(August 19, 2012, New York) Yanzhong Huang writes in the Council of Foreign Relations' website that the murder trial of Bo Xilai's wife Gu Kailai ended with a local Chinese court delivering a suspended death sentence for her killing of a British citizen Neil Heywood. While Gu only received a two-year reprieve for the execution, anybody with some knowledge of the operation of the Chinese officialdom knows that this is tantamount to life in prison. Provided "good behavior" during her imprisonment, Gu could be released after serving fewer than a dozen years. Gu was apparently satisfied with the verdict. It is ironic, of course, that she demonstrated no respect for the law by taking another person's life, but is now praising the court for showing "immense respect for the law, reality and life."
What does the Gu trial tell about the rule of law in China? It would be interesting to compare Gu Kailai's trial with the trial of the Gang of Four in 1980. On the positive side, Chinese society is becoming increasingly mature. Three decades ago Chinese people just wanted the four radical leaders to be executed as soon as possible and thought the government was too lenient toward the four "evildoers." By contrast, people today were concerned about whether Gu could receive a fair trial - indeed, supporters of Gu showed up outside the court questioning the trial process.
On the negative side, aware that the trial put a spotlight on China's political and legal systems, the central leaders hoped to use this opportunity to boost the regime's credibility and to showcase China's progress in the development of its legal system. But the trial ended up not only laying bare some major legal flaws it also showing the fundamental absence of social capital (i.e., trust in the government) in China. One scholar I recently spoke with noted that the government was unable to produce a good, convincing story out of Gu's conviction, and "a high school student could tell a lot of contradictions in the details of the trial." Some Chinese netizens even suspected that the defendant on trial was not Gu herself. Gu's mental status and Mr. Heywood's threats to Gu's son were used to justify a lenient sentence, but none of these "facts" could be verified independently.
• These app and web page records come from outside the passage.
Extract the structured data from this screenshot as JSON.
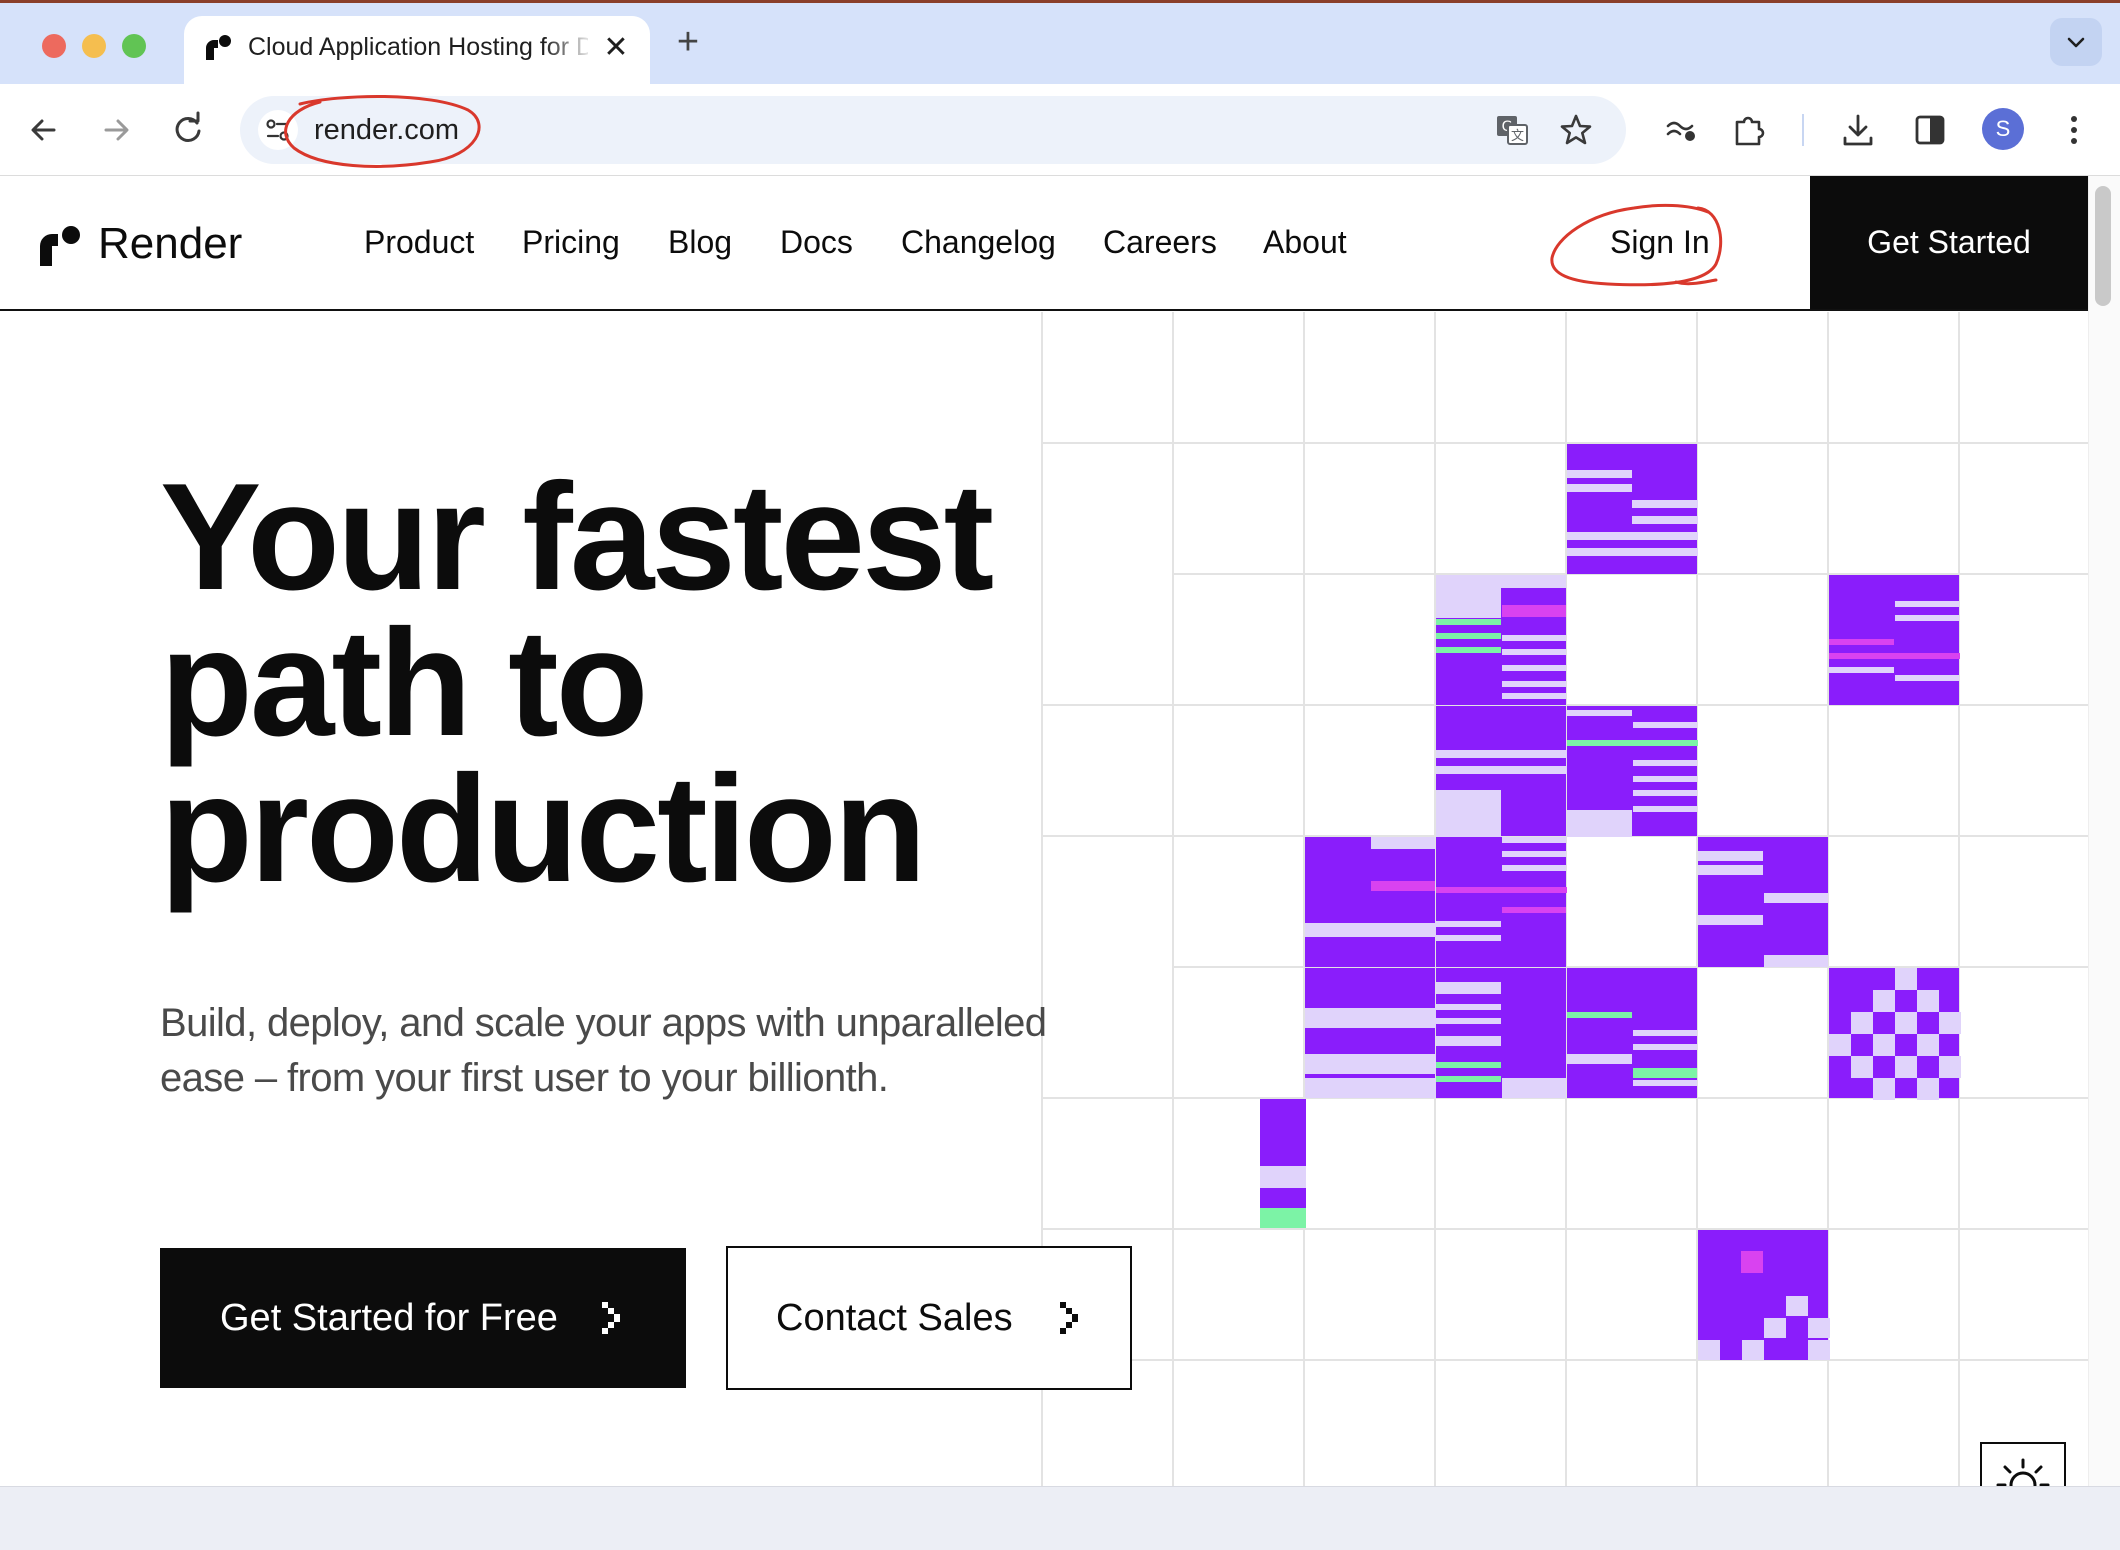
{
  "browser": {
    "tab_title": "Cloud Application Hosting for Developers",
    "url": "render.com",
    "profile_initial": "S"
  },
  "nav": {
    "brand": "Render",
    "links": [
      "Product",
      "Pricing",
      "Blog",
      "Docs",
      "Changelog",
      "Careers",
      "About"
    ],
    "sign_in": "Sign In",
    "get_started": "Get Started"
  },
  "hero": {
    "title_lines": [
      "Your fastest",
      "path to",
      "production"
    ],
    "subtitle": "Build, deploy, and scale your apps with unparalleled ease – from your first user to your billionth.",
    "primary_cta": "Get Started for Free",
    "secondary_cta": "Contact Sales"
  },
  "colors": {
    "brand_purple": "#8a1dfb",
    "accent_lavender": "#e0d3fb",
    "accent_green": "#7cf3a6",
    "accent_magenta": "#d942f0",
    "annotation_red": "#d9382c",
    "ink": "#0c0c0c"
  },
  "icons": {
    "back": "arrow-left-icon",
    "forward": "arrow-right-icon",
    "reload": "reload-icon",
    "translate": "translate-icon",
    "bookmark": "star-icon",
    "extensions": "puzzle-icon",
    "downloads": "download-icon",
    "theme": "sun-icon"
  }
}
This month, Golden Networking's China Happy Hour (http://www.ChinaHappyHour.com) will invite a number of journalists who have followed the trial, conviction and suspended death sentence of Gu Kailai, the wife of purged Chinese leader Bo Xilai, in close detail, for the panel "The Gu Kailai Trial" moderated by its founder Edgar Perez. There will be time afterwards for Q&A and the best China networking in New York City.
China Happy Hour will be held Tuesday August 28th, 6PM; these receptions have been known to attract executives and professionals not only from China but also from South Korea, Singapore, Malaysia, Indonesia, Japan, and India, among other nationalities.
China Happy Hour New York City, featured in The New York Times, is produced by Golden Networking (http://www.goldennetworking.net), the premier networking community for business executives, entrepreneurs and investors. Panelists, speakers and sponsors are invited to contact Golden Networking by sending an email to firstname.lastname@example.org.